If you're unlucky enough to be stuck in the office during the current heatwave, you may be struggling to work as temperatures rise. We are currently enjoying (enduring) our third summer in sunny Spain and over the last couple of years, we've learnt some tricks to help stay cool during hot weather.
Obviously, if you work in an air-conditioned building there's little to worry about. Just make sure you bring suitable clothes to switch between climates. Air-conditioning removes water from the atmosphere so don't forget to keep drinking to stay hydrated, and you might find eye drops help to prevent tired eyes after a day of looking at the screen.
Your office environment
For regular offices and working spaces, the first thing to consider is where your desk is positioned. Are you sitting in full sun? The air next to a window can really heat up and the bright sunlight can dazzle your eyes so if possible, move your desk to a darker, cooler part of the room.
Here in Spain, we play a constant game of juggling the weather outside with the temperature inside. Earlier in the day when it's cooler, we have the windows open at each end of the building to encourage a breeze. Be sure to stop doors so they don't slam shut and weigh down paperwork so it doesn't blow around. As the day progresses, the air heats up until the breeze outside is hotter than the air inside; at this stage, we close the windows and pull down the blinds.
Floor-standing or desk fans are relatively cheap and they can make the office environment much more bearable, but try to avoid pointing it into your face as it really dries your eyes out. We made a conscious decision to rent a flat with air-conditioning. Mostly we use this at night time, but it will go on for a couple of hours to give us a bit of respite if it's a particularly hot day.
You may not notice it until it gets warm, but your computer puts out quite a bit of heat. We have reduced the energy consumption and the heat output of our office equipment by switching from desktop computer towers to laptops and our shared office computer with a tiny Linux file server. If you aren't able to do this, see if you can move your computer as far as possible from your desk and make sure the fan is pointing the other direction (while still cooling the computer, of course). If you have additional computers on a network, do they need to be in the same room as you?
Wear light-coloured, loose clothing. Summer clothing doesn't have to be casual or just for the beach. Choose loose-fitting, lightweight fabrics.
Natural fabrics like cotton or linen can be more comfortable but synthetic materials or blends are often designed to wick away sweat and cool you down.
A plea to business owners: most companies have moved with the times and have very relaxed dress codes these days, particularly for back-office staff, but some still cling to traditional dress codes.
Please make sure both men and women have options to wear something cool; nobody wants to wear a suit or socks and shoes in hot weather.

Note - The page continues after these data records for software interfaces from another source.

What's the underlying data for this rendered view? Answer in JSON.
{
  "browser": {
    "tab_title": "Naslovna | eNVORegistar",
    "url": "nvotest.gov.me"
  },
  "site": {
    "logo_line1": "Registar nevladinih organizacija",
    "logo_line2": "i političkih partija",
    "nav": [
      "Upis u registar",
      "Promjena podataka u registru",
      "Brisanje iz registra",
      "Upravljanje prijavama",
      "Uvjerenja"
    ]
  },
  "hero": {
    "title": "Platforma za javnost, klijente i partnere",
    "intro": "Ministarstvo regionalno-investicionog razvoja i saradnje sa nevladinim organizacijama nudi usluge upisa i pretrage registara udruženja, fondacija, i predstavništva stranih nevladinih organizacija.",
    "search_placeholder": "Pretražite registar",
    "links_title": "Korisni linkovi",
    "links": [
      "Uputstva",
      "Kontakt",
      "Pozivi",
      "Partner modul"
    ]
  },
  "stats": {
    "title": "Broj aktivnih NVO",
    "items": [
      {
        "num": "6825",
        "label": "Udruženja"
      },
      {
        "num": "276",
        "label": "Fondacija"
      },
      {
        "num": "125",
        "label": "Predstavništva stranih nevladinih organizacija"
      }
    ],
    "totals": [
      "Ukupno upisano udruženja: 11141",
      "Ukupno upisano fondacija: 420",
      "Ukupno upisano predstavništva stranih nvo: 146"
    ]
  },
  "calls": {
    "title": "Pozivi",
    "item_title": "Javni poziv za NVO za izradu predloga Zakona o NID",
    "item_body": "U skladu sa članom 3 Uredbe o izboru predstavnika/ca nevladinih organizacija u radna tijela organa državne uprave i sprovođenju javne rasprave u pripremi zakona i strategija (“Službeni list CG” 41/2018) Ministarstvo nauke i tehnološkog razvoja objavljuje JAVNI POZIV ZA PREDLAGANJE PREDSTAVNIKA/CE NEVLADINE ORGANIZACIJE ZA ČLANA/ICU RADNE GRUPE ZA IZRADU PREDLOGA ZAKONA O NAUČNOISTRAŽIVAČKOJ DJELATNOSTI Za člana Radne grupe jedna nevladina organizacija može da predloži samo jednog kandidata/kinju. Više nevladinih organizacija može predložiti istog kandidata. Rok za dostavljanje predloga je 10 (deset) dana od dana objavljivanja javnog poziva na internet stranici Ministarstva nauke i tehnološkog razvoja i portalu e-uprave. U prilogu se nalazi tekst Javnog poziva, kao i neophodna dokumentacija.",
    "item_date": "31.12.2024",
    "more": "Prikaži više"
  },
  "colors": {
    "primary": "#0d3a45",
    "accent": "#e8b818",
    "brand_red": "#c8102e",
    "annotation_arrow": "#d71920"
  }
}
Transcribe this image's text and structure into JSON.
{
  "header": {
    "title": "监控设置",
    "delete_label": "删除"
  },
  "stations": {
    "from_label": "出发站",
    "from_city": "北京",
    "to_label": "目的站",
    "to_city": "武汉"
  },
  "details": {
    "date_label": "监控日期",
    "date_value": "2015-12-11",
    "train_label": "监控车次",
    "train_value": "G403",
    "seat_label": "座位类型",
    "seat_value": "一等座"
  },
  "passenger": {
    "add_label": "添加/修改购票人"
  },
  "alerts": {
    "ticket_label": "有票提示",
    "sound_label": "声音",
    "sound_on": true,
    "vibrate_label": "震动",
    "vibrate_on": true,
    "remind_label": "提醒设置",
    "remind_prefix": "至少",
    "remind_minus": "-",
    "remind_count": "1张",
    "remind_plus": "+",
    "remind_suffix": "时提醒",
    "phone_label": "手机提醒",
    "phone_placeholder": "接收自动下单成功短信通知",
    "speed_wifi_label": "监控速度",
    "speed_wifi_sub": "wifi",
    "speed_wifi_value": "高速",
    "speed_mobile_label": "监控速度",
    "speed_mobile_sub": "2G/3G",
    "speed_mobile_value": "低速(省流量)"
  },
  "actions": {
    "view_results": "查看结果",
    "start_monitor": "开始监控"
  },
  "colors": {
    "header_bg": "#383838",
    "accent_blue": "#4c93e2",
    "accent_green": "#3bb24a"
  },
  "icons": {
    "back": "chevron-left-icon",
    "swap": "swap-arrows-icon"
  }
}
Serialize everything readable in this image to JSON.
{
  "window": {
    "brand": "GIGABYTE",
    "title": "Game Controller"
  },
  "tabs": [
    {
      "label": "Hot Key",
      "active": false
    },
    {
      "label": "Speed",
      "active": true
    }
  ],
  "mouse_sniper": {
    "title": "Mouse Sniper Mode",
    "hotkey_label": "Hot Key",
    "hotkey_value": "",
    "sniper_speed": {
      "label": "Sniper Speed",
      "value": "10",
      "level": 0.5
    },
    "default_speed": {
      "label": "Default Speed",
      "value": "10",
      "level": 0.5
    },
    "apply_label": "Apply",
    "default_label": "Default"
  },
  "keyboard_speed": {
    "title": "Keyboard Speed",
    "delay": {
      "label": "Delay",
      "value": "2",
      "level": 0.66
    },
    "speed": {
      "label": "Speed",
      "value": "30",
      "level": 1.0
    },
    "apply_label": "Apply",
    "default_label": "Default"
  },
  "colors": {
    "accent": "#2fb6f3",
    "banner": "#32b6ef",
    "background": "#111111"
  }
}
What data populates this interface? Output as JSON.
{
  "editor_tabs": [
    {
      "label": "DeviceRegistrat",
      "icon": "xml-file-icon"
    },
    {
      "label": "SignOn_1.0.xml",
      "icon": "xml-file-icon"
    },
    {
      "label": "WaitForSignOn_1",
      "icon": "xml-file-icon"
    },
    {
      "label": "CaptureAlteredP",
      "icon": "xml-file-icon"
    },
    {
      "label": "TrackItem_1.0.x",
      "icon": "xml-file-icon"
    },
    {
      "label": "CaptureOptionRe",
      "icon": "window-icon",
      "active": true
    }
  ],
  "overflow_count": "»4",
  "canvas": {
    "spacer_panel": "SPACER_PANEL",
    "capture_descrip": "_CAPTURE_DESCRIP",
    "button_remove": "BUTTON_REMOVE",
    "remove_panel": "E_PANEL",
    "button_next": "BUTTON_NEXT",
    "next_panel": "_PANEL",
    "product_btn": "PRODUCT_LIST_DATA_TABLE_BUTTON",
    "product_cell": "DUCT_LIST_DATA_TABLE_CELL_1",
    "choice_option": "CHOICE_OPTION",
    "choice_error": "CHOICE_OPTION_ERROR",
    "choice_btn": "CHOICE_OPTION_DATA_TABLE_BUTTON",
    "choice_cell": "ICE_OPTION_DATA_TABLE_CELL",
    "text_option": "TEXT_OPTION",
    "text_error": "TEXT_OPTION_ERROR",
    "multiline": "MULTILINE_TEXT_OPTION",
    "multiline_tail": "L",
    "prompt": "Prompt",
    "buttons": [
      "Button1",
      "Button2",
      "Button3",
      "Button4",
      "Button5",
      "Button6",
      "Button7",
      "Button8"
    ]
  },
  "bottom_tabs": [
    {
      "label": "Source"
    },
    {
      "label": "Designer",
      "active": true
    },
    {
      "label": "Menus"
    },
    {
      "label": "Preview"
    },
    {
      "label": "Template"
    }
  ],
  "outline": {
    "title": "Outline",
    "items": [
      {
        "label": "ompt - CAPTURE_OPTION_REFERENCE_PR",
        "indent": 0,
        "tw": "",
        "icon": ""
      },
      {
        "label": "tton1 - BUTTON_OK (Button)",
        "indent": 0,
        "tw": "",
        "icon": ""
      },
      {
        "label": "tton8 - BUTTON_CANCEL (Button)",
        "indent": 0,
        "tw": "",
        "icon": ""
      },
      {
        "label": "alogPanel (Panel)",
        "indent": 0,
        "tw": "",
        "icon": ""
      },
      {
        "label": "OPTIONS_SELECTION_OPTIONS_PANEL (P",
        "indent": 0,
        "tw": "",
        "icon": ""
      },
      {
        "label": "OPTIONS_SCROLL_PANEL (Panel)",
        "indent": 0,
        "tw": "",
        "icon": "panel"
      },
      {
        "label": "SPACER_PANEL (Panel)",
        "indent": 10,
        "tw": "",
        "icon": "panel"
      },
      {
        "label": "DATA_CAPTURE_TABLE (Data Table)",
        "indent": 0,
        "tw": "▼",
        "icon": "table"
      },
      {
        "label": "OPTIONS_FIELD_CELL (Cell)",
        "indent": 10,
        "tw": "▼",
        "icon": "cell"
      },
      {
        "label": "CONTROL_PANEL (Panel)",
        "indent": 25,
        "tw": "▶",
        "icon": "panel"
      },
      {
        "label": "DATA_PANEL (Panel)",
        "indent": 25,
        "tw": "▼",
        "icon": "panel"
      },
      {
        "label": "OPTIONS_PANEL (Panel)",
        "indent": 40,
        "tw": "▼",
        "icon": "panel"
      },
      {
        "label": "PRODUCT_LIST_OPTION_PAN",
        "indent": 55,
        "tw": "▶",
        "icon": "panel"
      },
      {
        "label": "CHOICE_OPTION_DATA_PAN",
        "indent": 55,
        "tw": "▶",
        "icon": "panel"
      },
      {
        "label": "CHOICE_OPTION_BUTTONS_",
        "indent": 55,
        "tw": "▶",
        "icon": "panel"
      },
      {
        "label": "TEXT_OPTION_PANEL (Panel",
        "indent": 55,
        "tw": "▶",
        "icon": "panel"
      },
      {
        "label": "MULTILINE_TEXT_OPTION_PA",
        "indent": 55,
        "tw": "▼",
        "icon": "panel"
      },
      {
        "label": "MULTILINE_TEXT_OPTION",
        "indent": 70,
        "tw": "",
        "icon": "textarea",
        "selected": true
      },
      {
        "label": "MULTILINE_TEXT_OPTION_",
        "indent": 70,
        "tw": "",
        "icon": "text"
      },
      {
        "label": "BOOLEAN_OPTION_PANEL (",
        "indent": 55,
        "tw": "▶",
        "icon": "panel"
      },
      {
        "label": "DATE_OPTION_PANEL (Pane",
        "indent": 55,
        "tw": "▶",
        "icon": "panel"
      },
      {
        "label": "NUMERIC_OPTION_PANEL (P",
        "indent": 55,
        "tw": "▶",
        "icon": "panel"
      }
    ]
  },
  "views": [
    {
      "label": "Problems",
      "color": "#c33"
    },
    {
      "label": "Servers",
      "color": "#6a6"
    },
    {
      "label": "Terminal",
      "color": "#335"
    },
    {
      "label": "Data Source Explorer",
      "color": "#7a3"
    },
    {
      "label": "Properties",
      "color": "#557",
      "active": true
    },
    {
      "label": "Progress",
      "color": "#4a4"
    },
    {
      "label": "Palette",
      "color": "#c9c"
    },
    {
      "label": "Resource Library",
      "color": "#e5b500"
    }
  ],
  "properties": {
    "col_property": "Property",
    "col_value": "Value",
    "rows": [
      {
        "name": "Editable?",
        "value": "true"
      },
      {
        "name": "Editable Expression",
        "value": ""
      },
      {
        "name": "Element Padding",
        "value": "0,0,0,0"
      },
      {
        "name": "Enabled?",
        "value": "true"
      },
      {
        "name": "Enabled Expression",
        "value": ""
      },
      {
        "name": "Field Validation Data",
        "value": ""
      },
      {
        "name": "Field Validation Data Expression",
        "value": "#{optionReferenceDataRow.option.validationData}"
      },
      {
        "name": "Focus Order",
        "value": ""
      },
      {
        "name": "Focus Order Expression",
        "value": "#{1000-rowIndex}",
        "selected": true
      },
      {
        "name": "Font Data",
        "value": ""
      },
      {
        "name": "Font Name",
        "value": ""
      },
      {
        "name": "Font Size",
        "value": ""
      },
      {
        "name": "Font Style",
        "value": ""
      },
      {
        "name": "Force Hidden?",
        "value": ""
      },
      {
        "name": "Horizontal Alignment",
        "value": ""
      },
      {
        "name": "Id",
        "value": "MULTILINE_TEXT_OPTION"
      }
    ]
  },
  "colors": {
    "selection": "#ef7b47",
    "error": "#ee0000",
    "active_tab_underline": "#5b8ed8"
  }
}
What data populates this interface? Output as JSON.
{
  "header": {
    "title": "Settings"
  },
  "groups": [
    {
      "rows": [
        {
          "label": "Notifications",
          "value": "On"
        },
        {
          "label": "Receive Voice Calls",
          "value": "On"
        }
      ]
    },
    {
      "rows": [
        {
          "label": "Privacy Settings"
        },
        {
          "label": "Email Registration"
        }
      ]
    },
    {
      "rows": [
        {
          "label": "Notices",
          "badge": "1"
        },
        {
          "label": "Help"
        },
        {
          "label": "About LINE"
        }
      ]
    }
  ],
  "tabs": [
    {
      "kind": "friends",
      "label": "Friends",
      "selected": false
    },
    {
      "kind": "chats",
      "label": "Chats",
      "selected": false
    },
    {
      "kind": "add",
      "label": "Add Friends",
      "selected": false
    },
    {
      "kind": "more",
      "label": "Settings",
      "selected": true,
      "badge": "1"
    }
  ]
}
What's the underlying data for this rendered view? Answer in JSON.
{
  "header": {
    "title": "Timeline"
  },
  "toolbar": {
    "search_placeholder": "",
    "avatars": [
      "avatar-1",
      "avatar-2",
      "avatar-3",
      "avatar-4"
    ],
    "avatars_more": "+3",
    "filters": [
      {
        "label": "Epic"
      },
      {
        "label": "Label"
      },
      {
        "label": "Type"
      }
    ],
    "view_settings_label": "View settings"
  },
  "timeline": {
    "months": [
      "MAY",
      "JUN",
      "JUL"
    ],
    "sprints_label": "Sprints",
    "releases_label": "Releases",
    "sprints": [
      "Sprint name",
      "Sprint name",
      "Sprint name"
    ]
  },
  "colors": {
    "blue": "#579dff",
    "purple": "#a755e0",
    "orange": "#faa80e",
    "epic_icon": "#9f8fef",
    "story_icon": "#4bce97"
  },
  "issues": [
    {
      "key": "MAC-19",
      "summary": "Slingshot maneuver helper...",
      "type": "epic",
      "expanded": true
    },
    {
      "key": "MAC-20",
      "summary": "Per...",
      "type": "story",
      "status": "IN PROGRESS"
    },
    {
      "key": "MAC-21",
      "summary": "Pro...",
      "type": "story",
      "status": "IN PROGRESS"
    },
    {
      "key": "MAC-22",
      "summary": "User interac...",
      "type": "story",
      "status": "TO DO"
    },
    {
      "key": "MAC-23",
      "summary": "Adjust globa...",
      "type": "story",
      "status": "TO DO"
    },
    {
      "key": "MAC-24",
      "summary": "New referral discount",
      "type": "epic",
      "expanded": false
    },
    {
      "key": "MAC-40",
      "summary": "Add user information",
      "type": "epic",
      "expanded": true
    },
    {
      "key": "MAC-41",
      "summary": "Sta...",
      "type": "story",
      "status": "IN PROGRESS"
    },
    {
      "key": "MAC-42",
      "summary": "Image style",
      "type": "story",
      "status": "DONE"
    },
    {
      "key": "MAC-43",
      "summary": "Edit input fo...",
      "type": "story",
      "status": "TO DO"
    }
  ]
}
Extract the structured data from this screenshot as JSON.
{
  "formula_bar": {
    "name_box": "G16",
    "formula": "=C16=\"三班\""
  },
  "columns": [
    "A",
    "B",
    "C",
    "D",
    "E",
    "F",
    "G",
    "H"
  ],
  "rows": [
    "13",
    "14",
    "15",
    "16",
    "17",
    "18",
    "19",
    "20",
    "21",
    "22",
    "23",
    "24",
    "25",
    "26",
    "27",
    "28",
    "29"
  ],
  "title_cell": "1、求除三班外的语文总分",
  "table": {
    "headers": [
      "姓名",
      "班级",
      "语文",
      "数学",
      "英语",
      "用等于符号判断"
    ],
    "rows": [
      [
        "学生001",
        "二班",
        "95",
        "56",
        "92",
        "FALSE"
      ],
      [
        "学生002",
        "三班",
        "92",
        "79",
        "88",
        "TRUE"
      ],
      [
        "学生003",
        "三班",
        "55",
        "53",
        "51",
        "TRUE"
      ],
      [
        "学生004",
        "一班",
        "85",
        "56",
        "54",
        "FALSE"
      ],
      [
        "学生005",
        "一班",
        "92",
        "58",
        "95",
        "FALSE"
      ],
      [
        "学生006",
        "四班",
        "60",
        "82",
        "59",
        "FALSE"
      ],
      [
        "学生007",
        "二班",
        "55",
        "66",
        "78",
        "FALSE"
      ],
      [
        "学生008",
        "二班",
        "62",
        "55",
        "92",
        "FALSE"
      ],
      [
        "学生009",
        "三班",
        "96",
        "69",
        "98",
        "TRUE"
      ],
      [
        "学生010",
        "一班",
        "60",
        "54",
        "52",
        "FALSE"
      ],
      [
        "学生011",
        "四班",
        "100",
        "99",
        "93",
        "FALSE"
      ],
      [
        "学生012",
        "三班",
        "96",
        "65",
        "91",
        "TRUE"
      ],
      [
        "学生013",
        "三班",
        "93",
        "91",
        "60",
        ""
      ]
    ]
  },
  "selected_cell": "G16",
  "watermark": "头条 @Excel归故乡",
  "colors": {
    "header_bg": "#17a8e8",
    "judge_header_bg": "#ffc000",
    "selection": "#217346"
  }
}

Get a round in
Drink plenty of liquids. We keep bottles of tap water in the fridge; a chilled drink is much more refreshing than one that's room temperature with a couple of ice-cubes. Water is great but if you are sweating you will continue to dehydrate unless you replace lost salts. We keep sugar-free, pre-mixed isotonic drinks on hand. You can buy rehydration salts and hydration tablets from sports and outdoor shops.
Another alternative is to drink non-alcoholic beer in the office, it's naturally isotonic and can help with rehydration - you might get a few funny looks from co-workers though.
Everyone has heard the received wisdom that drinking hot drinks in hot weather can cool you down. I'd love to believe this but the reality is that as much as you want to, beyond a certain temperature it's unbearable. Mat only drinks espresso shots so this doesn't really affect him but I love a mug of tea (and a tea break!). For my tea fix I make weak black tea (it's the one thing that Spanish tea bags are good for!) or jasmine tea, then slightly sweeten it before chilling in the fridge. If you insist on drinking hot tea make sure it cools down a lot more than usual before consuming it.
I know there's one question that will be vexing people more than anything - how does Stanley cope?
He has a great shaggy coat and while he's no husky or malamute, he's not a natural sun-worshipping breed either. The answer is that he does struggle but he seems to love it!
He drags us out for a two-hour walk every morning and though he returns panting, he's keen to go out again in the afternoon. We don't walk in the middle of the day and of course, we make sure he has lots of water available.
We've tried various tricks like low-salt chicken stock ice-cubes and a cool pad, but he's generally suspicious of anything we try to offer him. His favourite cooling-off method is a swim or paddle in one of the many ponds and fountains in the park.